C3G Is Upregulated in Hepatocarcinoma, Contributing to Tumor Growth and Progression and to HGF/MET Pathway Activation

Cancers (Basel). 2020 Aug 14;12(8):2282. doi: 10.3390/cancers12082282.


The complexity of hepatocellular carcinoma (HCC) challenges the identification of disease-relevant signals. C3G, a guanine nucleotide exchange factor for Rap and other Ras proteins, plays a dual role in cancer acting as either a tumor suppressor or promoter depending on tumor type and stage. The potential relevance of C3G upregulation in HCC patients suggested by database analysis remains unknown. We have explored C3G function in HCC and the underlying mechanisms using public patient data and in vitro and in vivo human and mouse HCC models. We found that C3G is highly expressed in progenitor cells and neonatal hepatocytes, whilst being down-regulated in adult hepatocytes and re-expressed in human HCC patients, mouse HCC models and HCC cell lines. Moreover, high C3G mRNA levels correlate with tumor progression and a lower patient survival rate. C3G expression appears to be tightly modulated within the HCC program, influencing distinct cell biological properties. Hence, high C3G expression levels are necessary for cell tumorigenic properties, as illustrated by reduced colony formation in anchorage-dependent and -independent growth assays induced by permanent C3G silencing using shRNAs. Additionally, we demonstrate that C3G down-regulation interferes with primary HCC tumor formation in xenograft assays, increasing apoptosis and decreasing proliferation.

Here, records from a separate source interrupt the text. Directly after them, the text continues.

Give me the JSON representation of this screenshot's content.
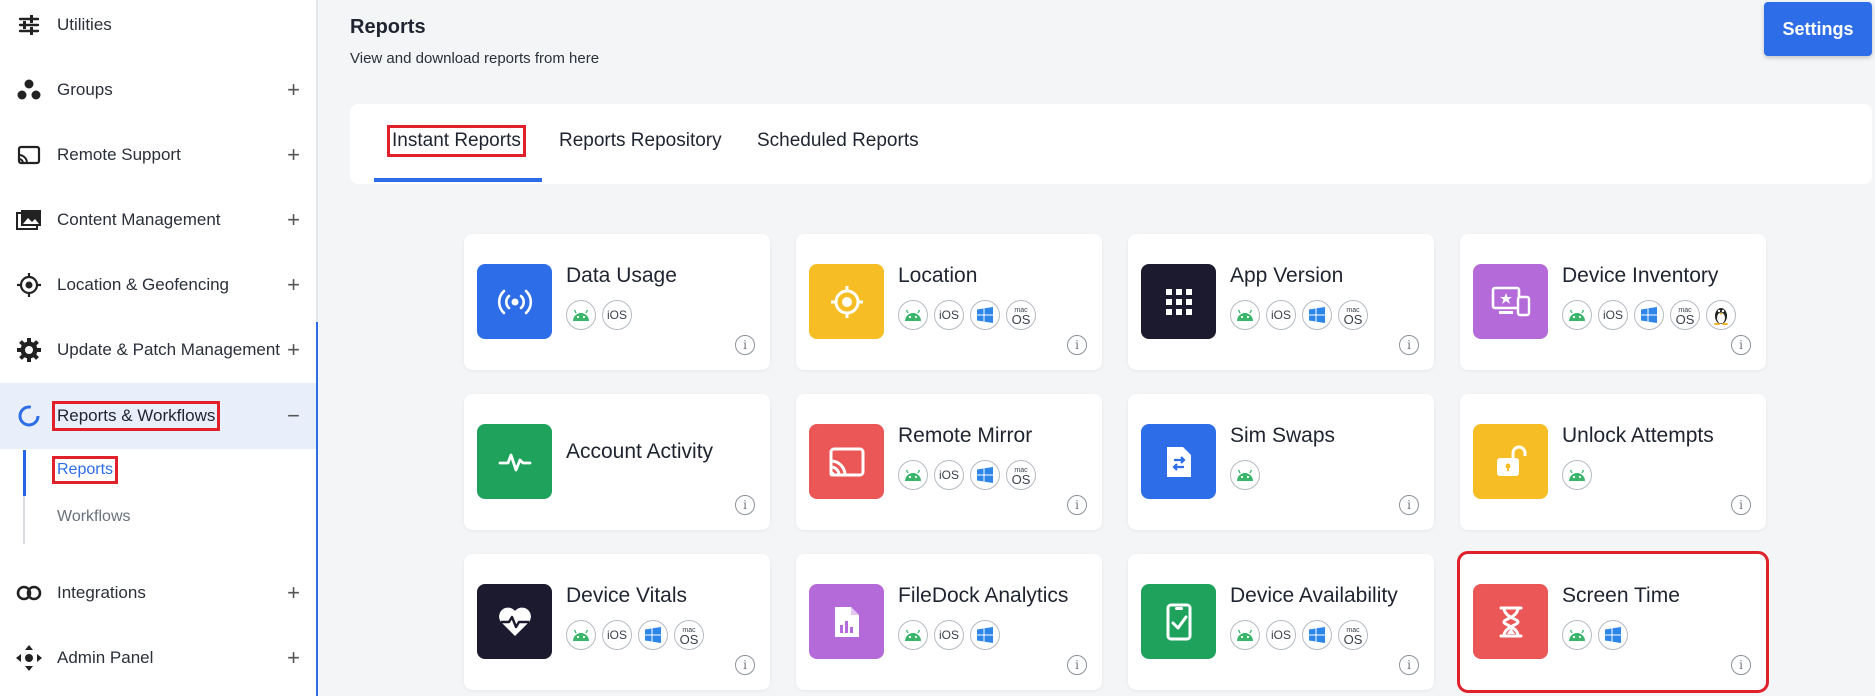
{
  "sidebar": {
    "items": [
      {
        "label": "Utilities",
        "icon": "sliders-icon",
        "expandable": false
      },
      {
        "label": "Groups",
        "icon": "groups-icon",
        "expandable": true
      },
      {
        "label": "Remote Support",
        "icon": "cast-icon",
        "expandable": true
      },
      {
        "label": "Content Management",
        "icon": "images-icon",
        "expandable": true
      },
      {
        "label": "Location & Geofencing",
        "icon": "crosshair-icon",
        "expandable": true
      },
      {
        "label": "Update & Patch Management",
        "icon": "gear-icon",
        "expandable": true
      },
      {
        "label": "Reports & Workflows",
        "icon": "reports-ring-icon",
        "expandable": true,
        "expanded": true
      },
      {
        "label": "Integrations",
        "icon": "link-icon",
        "expandable": true
      },
      {
        "label": "Admin Panel",
        "icon": "admin-icon",
        "expandable": true
      }
    ],
    "sub_items": [
      {
        "label": "Reports",
        "active": true
      },
      {
        "label": "Workflows",
        "active": false
      }
    ],
    "plus_glyph": "+",
    "minus_glyph": "−"
  },
  "header": {
    "title": "Reports",
    "subtitle": "View and download reports from here",
    "settings_label": "Settings"
  },
  "tabs": [
    {
      "label": "Instant Reports",
      "active": true
    },
    {
      "label": "Reports Repository",
      "active": false
    },
    {
      "label": "Scheduled Reports",
      "active": false
    }
  ],
  "os_labels": {
    "ios": "iOS",
    "mac_top": "mac",
    "mac_bottom": "OS"
  },
  "info_glyph": "i",
  "cards": [
    {
      "title": "Data Usage",
      "icon": "signal-icon",
      "color": "#2d6ee8",
      "os": [
        "android",
        "ios"
      ]
    },
    {
      "title": "Location",
      "icon": "target-icon",
      "color": "#f7bd24",
      "os": [
        "android",
        "ios",
        "windows",
        "macos"
      ]
    },
    {
      "title": "App Version",
      "icon": "grid-icon",
      "color": "#1b1a2e",
      "os": [
        "android",
        "ios",
        "windows",
        "macos"
      ]
    },
    {
      "title": "Device Inventory",
      "icon": "devices-icon",
      "color": "#b46ad8",
      "os": [
        "android",
        "ios",
        "windows",
        "macos",
        "linux"
      ]
    },
    {
      "title": "Account Activity",
      "icon": "pulse-icon",
      "color": "#1fa35c",
      "os": []
    },
    {
      "title": "Remote Mirror",
      "icon": "cast-icon",
      "color": "#eb5757",
      "os": [
        "android",
        "ios",
        "windows",
        "macos"
      ]
    },
    {
      "title": "Sim Swaps",
      "icon": "sim-swap-icon",
      "color": "#2d6ee8",
      "os": [
        "android"
      ]
    },
    {
      "title": "Unlock Attempts",
      "icon": "unlock-icon",
      "color": "#f7bd24",
      "os": [
        "android"
      ]
    },
    {
      "title": "Device Vitals",
      "icon": "heart-pulse-icon",
      "color": "#1b1a2e",
      "os": [
        "android",
        "ios",
        "windows",
        "macos"
      ]
    },
    {
      "title": "FileDock Analytics",
      "icon": "file-chart-icon",
      "color": "#b46ad8",
      "os": [
        "android",
        "ios",
        "windows"
      ]
    },
    {
      "title": "Device Availability",
      "icon": "phone-check-icon",
      "color": "#1fa35c",
      "os": [
        "android",
        "ios",
        "windows",
        "macos"
      ]
    },
    {
      "title": "Screen Time",
      "icon": "hourglass-icon",
      "color": "#eb5757",
      "os": [
        "android",
        "windows"
      ]
    }
  ]
}
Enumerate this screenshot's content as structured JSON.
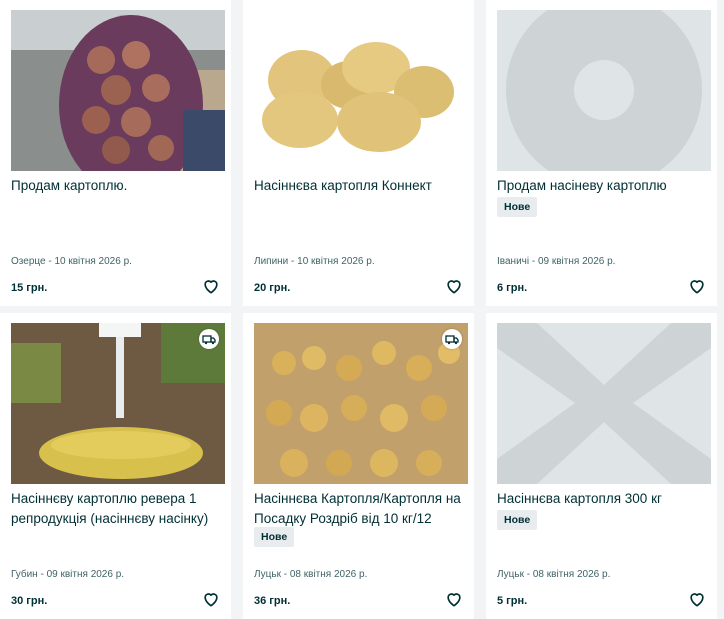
{
  "listings": [
    {
      "title": "Продам картоплю.",
      "badge": "",
      "location_date": "Озерце - 10 квітня 2026 р.",
      "price": "15 грн.",
      "delivery": false
    },
    {
      "title": "Насіннєва картопля Коннект",
      "badge": "",
      "location_date": "Липини - 10 квітня 2026 р.",
      "price": "20 грн.",
      "delivery": false
    },
    {
      "title": "Продам насіневу картоплю",
      "badge": "Нове",
      "location_date": "Іваничі - 09 квітня 2026 р.",
      "price": "6 грн.",
      "delivery": false
    },
    {
      "title": "Насіннєву картоплю ревера 1 репродукція (насіннєву насінку)",
      "badge": "",
      "location_date": "Губин - 09 квітня 2026 р.",
      "price": "30 грн.",
      "delivery": true
    },
    {
      "title": "Насіннєва Картопля/Картопля на Посадку Роздріб від 10 кг/12 сортів",
      "badge": "Нове",
      "location_date": "Луцьк - 08 квітня 2026 р.",
      "price": "36 грн.",
      "delivery": true
    },
    {
      "title": "Насіннєва картопля 300 кг",
      "badge": "Нове",
      "location_date": "Луцьк - 08 квітня 2026 р.",
      "price": "5 грн.",
      "delivery": false
    }
  ],
  "icons": {
    "favorite": "heart-icon",
    "delivery": "delivery-truck-icon",
    "placeholder": "image-placeholder-icon"
  },
  "colors": {
    "text": "#002f34",
    "muted": "#406367",
    "badge_bg": "#e8ecee",
    "placeholder": "#dfe4e6",
    "background": "#f2f4f5"
  }
}
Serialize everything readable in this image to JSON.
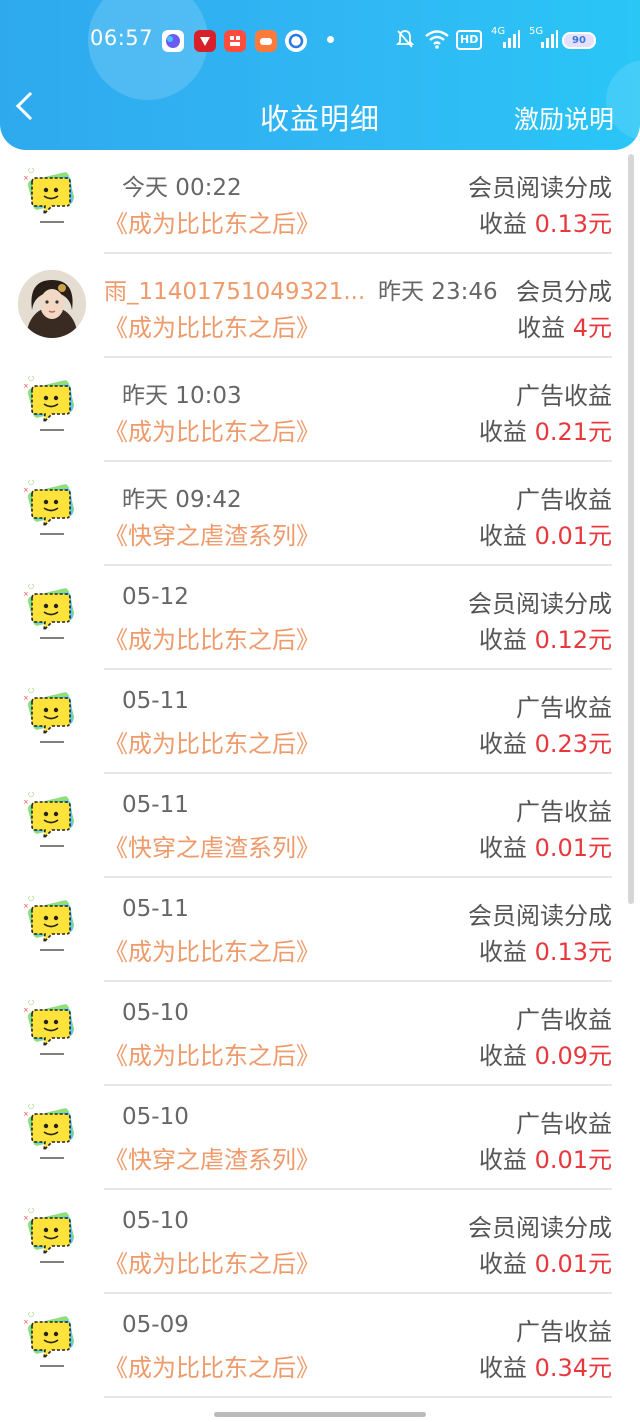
{
  "status_bar": {
    "time": "06:57",
    "battery": "90",
    "network_4g": "4G",
    "network_5g": "5G",
    "hd": "HD"
  },
  "header": {
    "title": "收益明细",
    "right_link": "激励说明"
  },
  "colors": {
    "header_gradient": [
      "#2ea9ee",
      "#29c6f6"
    ],
    "book_title": "#ee9a6b",
    "amount_value": "#e8383d",
    "text_gray": "#666666"
  },
  "rows": [
    {
      "kind": "icon",
      "time": "今天 00:22",
      "book": "《成为比比东之后》",
      "type": "会员阅读分成",
      "amount_label": "收益",
      "amount": "0.13元"
    },
    {
      "kind": "user",
      "user": "雨_11401751049321...",
      "time": "昨天 23:46",
      "book": "《成为比比东之后》",
      "type": "会员分成",
      "amount_label": "收益",
      "amount": "4元"
    },
    {
      "kind": "icon",
      "time": "昨天 10:03",
      "book": "《成为比比东之后》",
      "type": "广告收益",
      "amount_label": "收益",
      "amount": "0.21元"
    },
    {
      "kind": "icon",
      "time": "昨天 09:42",
      "book": "《快穿之虐渣系列》",
      "type": "广告收益",
      "amount_label": "收益",
      "amount": "0.01元"
    },
    {
      "kind": "icon",
      "time": "05-12",
      "book": "《成为比比东之后》",
      "type": "会员阅读分成",
      "amount_label": "收益",
      "amount": "0.12元"
    },
    {
      "kind": "icon",
      "time": "05-11",
      "book": "《成为比比东之后》",
      "type": "广告收益",
      "amount_label": "收益",
      "amount": "0.23元"
    },
    {
      "kind": "icon",
      "time": "05-11",
      "book": "《快穿之虐渣系列》",
      "type": "广告收益",
      "amount_label": "收益",
      "amount": "0.01元"
    },
    {
      "kind": "icon",
      "time": "05-11",
      "book": "《成为比比东之后》",
      "type": "会员阅读分成",
      "amount_label": "收益",
      "amount": "0.13元"
    },
    {
      "kind": "icon",
      "time": "05-10",
      "book": "《成为比比东之后》",
      "type": "广告收益",
      "amount_label": "收益",
      "amount": "0.09元"
    },
    {
      "kind": "icon",
      "time": "05-10",
      "book": "《快穿之虐渣系列》",
      "type": "广告收益",
      "amount_label": "收益",
      "amount": "0.01元"
    },
    {
      "kind": "icon",
      "time": "05-10",
      "book": "《成为比比东之后》",
      "type": "会员阅读分成",
      "amount_label": "收益",
      "amount": "0.01元"
    },
    {
      "kind": "icon",
      "time": "05-09",
      "book": "《成为比比东之后》",
      "type": "广告收益",
      "amount_label": "收益",
      "amount": "0.34元"
    }
  ]
}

In vitro assays also revealed that C3G down-regulation enhances the pro-migratory, invasive and metastatic properties of HCC cells through an epithelial-mesenchymal switch that favors the acquisition of a more mesenchymal phenotype. Consistently, a low C3G expression in HCC cells correlates with lung metastasis formation in mice. However, the subsequent restoration of C3G levels is associated with metastatic growth. Mechanistically, C3G down-regulation severely impairs HGF/MET signaling activation in HCC cells. Collectively, our results indicate that C3G is a key player in HCC. C3G promotes tumor growth and progression, and the modulation of its levels is essential to ensure distinct biological features of HCC cells throughout the oncogenic program. Furthermore, C3G requirement for HGF/MET signaling full activation provides mechanistic data on how it works, pointing out the relevance of assessing whether high C3G levels could identify HCC responders to MET inhibitors.

Keywords: C3G; MET; cancer; cell signaling; hepatocarcinoma.